Sunday, 26 August 2012

a mass of incandescent gas

Via the ever excellent Boing Boing, National Geographic reports on the singular roundness of the Sun. It is in fact on average the most perfectly spherical object known to man. The globes of the planets and satellites of course strive to this same figure but due to the tugging of other objects and their own rotation and compositions have settled mostly for a slightly oolong shape.

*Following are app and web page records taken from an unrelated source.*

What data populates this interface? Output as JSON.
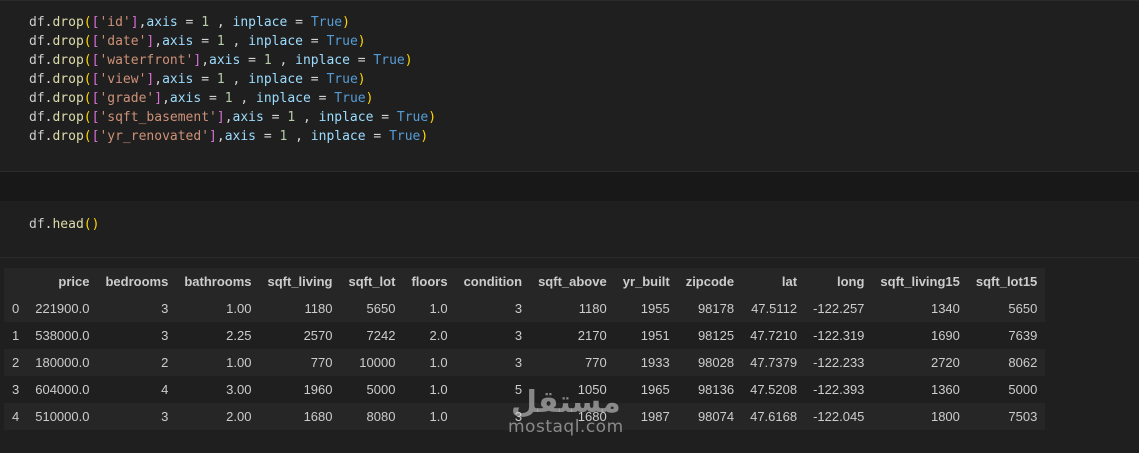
{
  "cells": {
    "drop_lines": [
      {
        "col": "'id'",
        "axis": "1",
        "inplace": "True"
      },
      {
        "col": "'date'",
        "axis": "1",
        "inplace": "True"
      },
      {
        "col": "'waterfront'",
        "axis": "1",
        "inplace": "True"
      },
      {
        "col": "'view'",
        "axis": "1",
        "inplace": "True"
      },
      {
        "col": "'grade'",
        "axis": "1",
        "inplace": "True"
      },
      {
        "col": "'sqft_basement'",
        "axis": "1",
        "inplace": "True"
      },
      {
        "col": "'yr_renovated'",
        "axis": "1",
        "inplace": "True"
      }
    ],
    "tokens": {
      "obj": "df",
      "method": "drop",
      "axis_kw": "axis",
      "inplace_kw": "inplace",
      "head_method": "head"
    }
  },
  "table": {
    "columns": [
      "",
      "price",
      "bedrooms",
      "bathrooms",
      "sqft_living",
      "sqft_lot",
      "floors",
      "condition",
      "sqft_above",
      "yr_built",
      "zipcode",
      "lat",
      "long",
      "sqft_living15",
      "sqft_lot15"
    ],
    "rows": [
      [
        "0",
        "221900.0",
        "3",
        "1.00",
        "1180",
        "5650",
        "1.0",
        "3",
        "1180",
        "1955",
        "98178",
        "47.5112",
        "-122.257",
        "1340",
        "5650"
      ],
      [
        "1",
        "538000.0",
        "3",
        "2.25",
        "2570",
        "7242",
        "2.0",
        "3",
        "2170",
        "1951",
        "98125",
        "47.7210",
        "-122.319",
        "1690",
        "7639"
      ],
      [
        "2",
        "180000.0",
        "2",
        "1.00",
        "770",
        "10000",
        "1.0",
        "3",
        "770",
        "1933",
        "98028",
        "47.7379",
        "-122.233",
        "2720",
        "8062"
      ],
      [
        "3",
        "604000.0",
        "4",
        "3.00",
        "1960",
        "5000",
        "1.0",
        "5",
        "1050",
        "1965",
        "98136",
        "47.5208",
        "-122.393",
        "1360",
        "5000"
      ],
      [
        "4",
        "510000.0",
        "3",
        "2.00",
        "1680",
        "8080",
        "1.0",
        "3",
        "1680",
        "1987",
        "98074",
        "47.6168",
        "-122.045",
        "1800",
        "7503"
      ]
    ]
  },
  "watermark": {
    "arabic": "مستقل",
    "latin": "mostaql.com"
  }
}
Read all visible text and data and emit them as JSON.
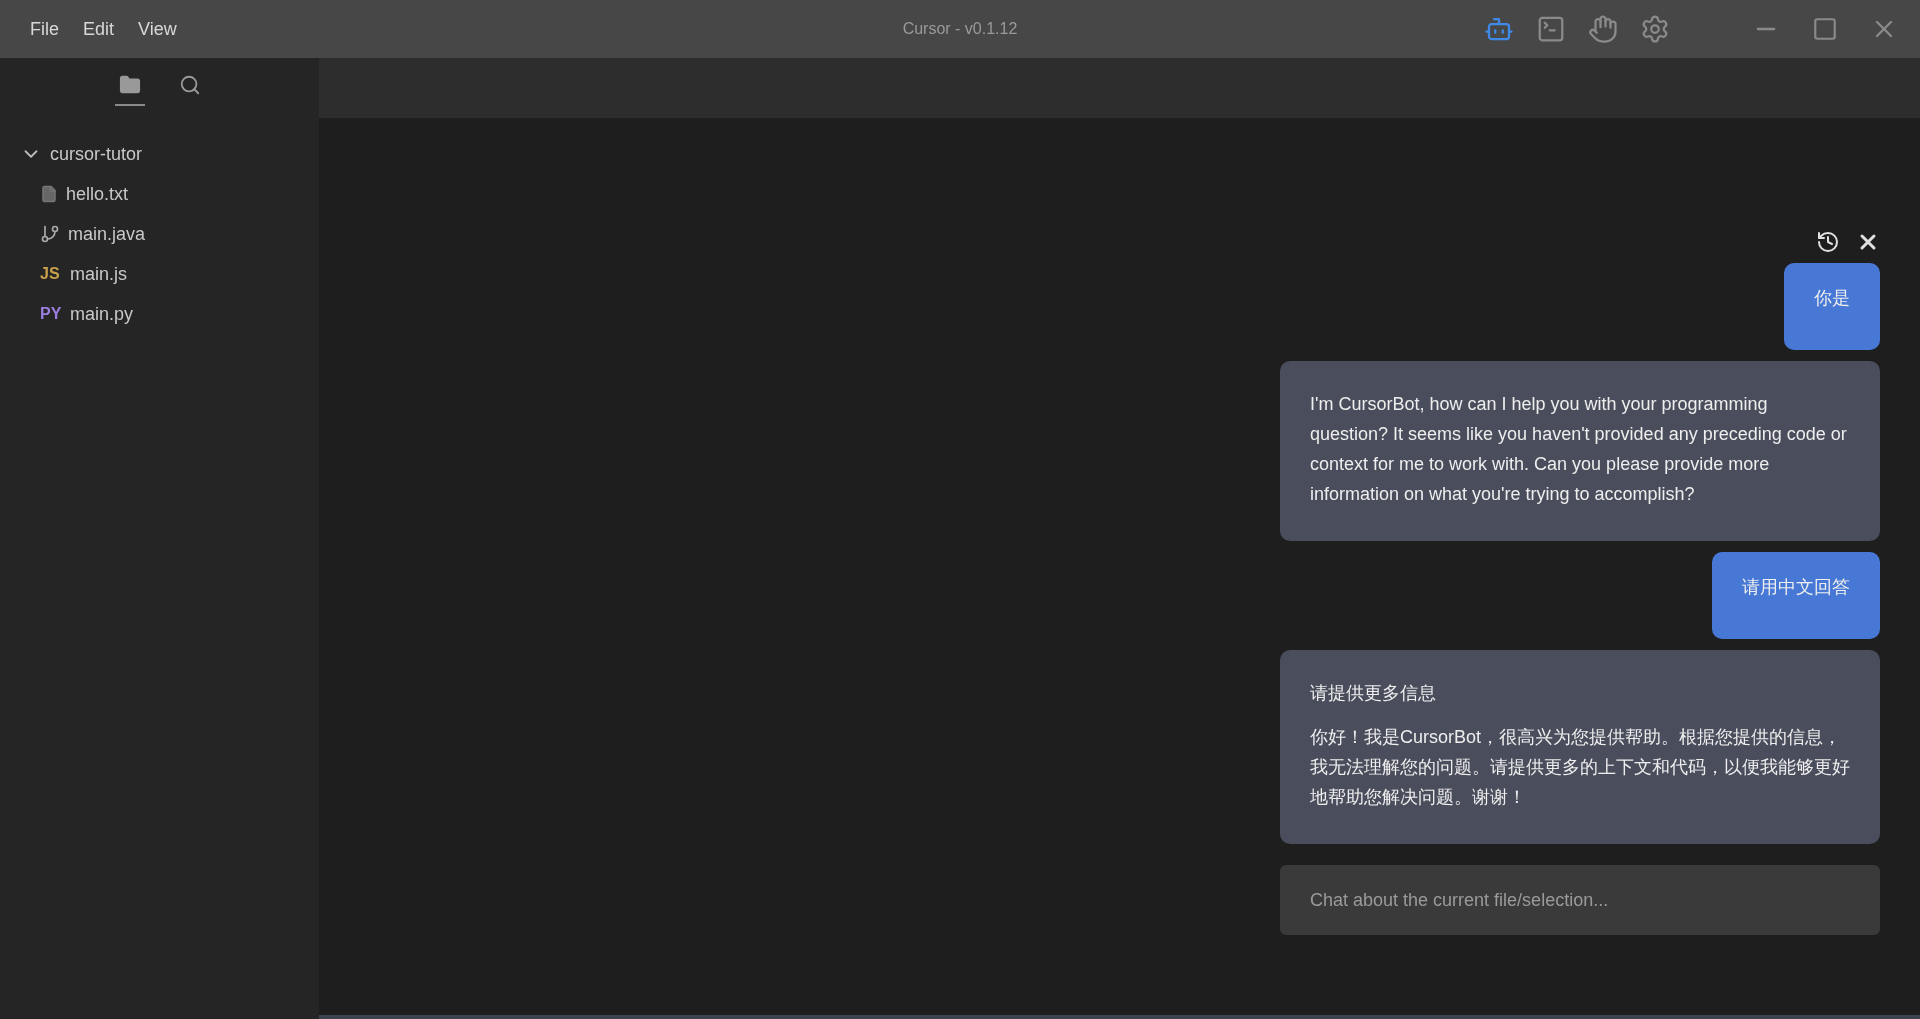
{
  "window": {
    "title": "Cursor - v0.1.12"
  },
  "menu": [
    "File",
    "Edit",
    "View"
  ],
  "toolbar": [
    {
      "kind": "bot",
      "selected": true
    },
    {
      "kind": "terminal",
      "selected": false
    },
    {
      "kind": "wave",
      "selected": false
    },
    {
      "kind": "settings",
      "selected": false
    }
  ],
  "sidebar": {
    "tabs": [
      {
        "kind": "files",
        "selected": true
      },
      {
        "kind": "search",
        "selected": false
      }
    ],
    "tree": {
      "label": "cursor-tutor",
      "expanded": true,
      "children": [
        {
          "label": "hello.txt",
          "kind": "text"
        },
        {
          "label": "main.java",
          "kind": "java"
        },
        {
          "label": "main.js",
          "kind": "js",
          "badge": "JS"
        },
        {
          "label": "main.py",
          "kind": "py",
          "badge": "PY"
        }
      ]
    }
  },
  "chat": {
    "messages": [
      {
        "kind": "user",
        "text": "你是"
      },
      {
        "kind": "bot",
        "text": "I'm CursorBot, how can I help you with your programming question? It seems like you haven't provided any preceding code or context for me to work with. Can you please provide more information on what you're trying to accomplish?"
      },
      {
        "kind": "user",
        "text": "请用中文回答"
      },
      {
        "kind": "bot",
        "heading": "请提供更多信息",
        "text": "你好！我是CursorBot，很高兴为您提供帮助。根据您提供的信息，我无法理解您的问题。请提供更多的上下文和代码，以便我能够更好地帮助您解决问题。谢谢！"
      }
    ],
    "input": {
      "placeholder": "Chat about the current file/selection..."
    }
  }
}
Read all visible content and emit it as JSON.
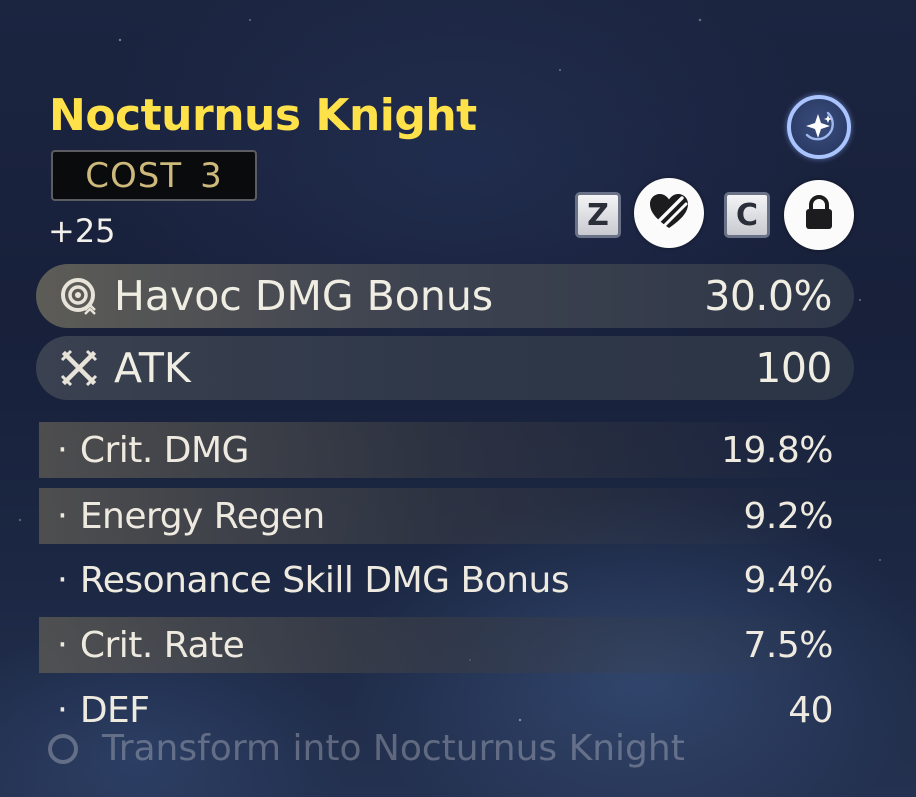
{
  "echo": {
    "name": "Nocturnus Knight",
    "cost_label": "COST",
    "cost_value": "3",
    "level": "+25"
  },
  "controls": {
    "discard_key": "Z",
    "lock_key": "C",
    "icons": {
      "sonata": "sparkle-icon",
      "discard": "heart-slash-icon",
      "lock": "lock-icon"
    }
  },
  "main_stats": [
    {
      "label": "Havoc DMG Bonus",
      "value": "30.0%",
      "icon": "havoc-icon"
    },
    {
      "label": "ATK",
      "value": "100",
      "icon": "crossed-swords-icon"
    }
  ],
  "sub_stats": [
    {
      "label": "Crit. DMG",
      "value": "19.8%",
      "shaded": true
    },
    {
      "label": "Energy Regen",
      "value": "9.2%",
      "shaded": true
    },
    {
      "label": "Resonance Skill DMG Bonus",
      "value": "9.4%",
      "shaded": false
    },
    {
      "label": "Crit. Rate",
      "value": "7.5%",
      "shaded": true
    },
    {
      "label": "DEF",
      "value": "40",
      "shaded": false
    }
  ],
  "bullet": "·",
  "skill_preview": "Transform into Nocturnus Knight",
  "colors": {
    "title": "#ffe14a",
    "cost_text": "#cdb97c",
    "badge_ring": "#a9c4ff"
  }
}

The article does not directly rate other, distant stars but seems to suggest that an astral body of a different class and age would not maintain a circular form. Scientists believe being able to better measure the tiny, hair’s breadth imperfections could better anticipate solar-induced weather conditions on Earth, like eruptions that disrupt communication or even the cycle of ice-ages. I wonder if astronomers have the ability to see if a far away star’s silhouette is round or distorted. Could that be a better indicator of a brood of planets—or specifically those that could harbour familiar biology, than watching for other types of perturbations? Does the reciprocal tug of a constellation of planets produce this perfect shape? Were the outline of a star proved to be a positive indicator of earth-like worlds, it would be a bit like the progression of the ancient astronomers from Ptolemy to Copernicus to Kepler, which saw the centre of the universe move from the Earth, to the Sun, to a point somewhere in between, the heavens not orbiting around the centre of the Sun but rather some fulcrum that was the sum negotiation of everything pulling against everything else.